It might surprise some of our readership to learn this, but a bubble is an actual, measurable economic concept – not just a hyperbole music writers use to get more clicks by warning of the impending EDM end of times. An economy bubble occurs when the perceived value of a market or industry exceeds its actual value, meaning that by and large, the people who invested in it receive less than what they put in.
That may not sound like a big deal when laid out in such cut-and-dry terms, but you can’t ignore how much it affects the music scene itself. When venture capitalists aren’t confident enough to keep investing in the businesses that make up an industry, the resulting contraction means that business owners must cut corners wherever possible, which translates to less music jobs and less resources for musicians to keep devoting time to their craft. The next time you hear someone celebrate the current state of dance music because it’ll drive it back underground, consider whether they’d say it if they thought it might put them out of a job.
So then, are we experiencing an EDM bubble, or aren’t we? The short answer is that we don’t know yet. We don’t assemble committees to calculate the growth of the entire EDM industry each fiscal quarter like the gross domestic product of a nation, after all. The best we have is business reports compiled by “dancenomics” analyst Kevin Watson, which he presents annually at the International Music Summit in Ibiza. While last year’s report indicated that electronic music was still growing (only at a slower rate), we won’t know how SFX Entertainment’s well-documented mismanagement of its numerous assets truly affected the industry until late next month.
Until then, however, court documents that have surfaced over the course of SFX’s chapter 11 bankruptcy restructuring proceedings reveal the trajectory of a handful of those individual brands.
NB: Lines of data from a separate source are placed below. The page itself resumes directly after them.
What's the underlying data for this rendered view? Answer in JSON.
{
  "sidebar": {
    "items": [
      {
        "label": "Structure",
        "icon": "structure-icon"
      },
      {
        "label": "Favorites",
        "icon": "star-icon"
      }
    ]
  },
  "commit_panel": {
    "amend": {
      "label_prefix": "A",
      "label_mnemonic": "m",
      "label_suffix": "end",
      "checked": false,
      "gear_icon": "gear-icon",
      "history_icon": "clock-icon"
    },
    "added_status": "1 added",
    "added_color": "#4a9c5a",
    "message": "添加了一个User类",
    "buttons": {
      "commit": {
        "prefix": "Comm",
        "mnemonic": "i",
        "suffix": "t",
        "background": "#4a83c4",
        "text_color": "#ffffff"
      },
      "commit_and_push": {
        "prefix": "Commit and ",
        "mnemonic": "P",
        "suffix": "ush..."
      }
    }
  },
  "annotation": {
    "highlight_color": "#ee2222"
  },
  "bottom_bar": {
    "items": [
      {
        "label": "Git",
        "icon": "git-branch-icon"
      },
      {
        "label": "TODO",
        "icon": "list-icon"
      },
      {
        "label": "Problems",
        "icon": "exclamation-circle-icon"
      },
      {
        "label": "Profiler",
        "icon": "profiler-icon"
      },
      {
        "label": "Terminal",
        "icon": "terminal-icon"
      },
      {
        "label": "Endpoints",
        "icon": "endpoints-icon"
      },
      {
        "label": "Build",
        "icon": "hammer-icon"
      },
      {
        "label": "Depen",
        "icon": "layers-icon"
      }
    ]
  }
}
Predictably, most of the statements reveal a significant decline from one year to the next, and other curious details reinforce what we’ve been saying all along: How former SFX Entertainment CEO Robert Sillerman manages to dress himself in the morning is nothing short of a miracle.
In this article we’ll explore some of the more noteworthy details from financial statements filed for SFX-owned companies on April 14th. For the full record of documents from the proceedings, you can head on over here.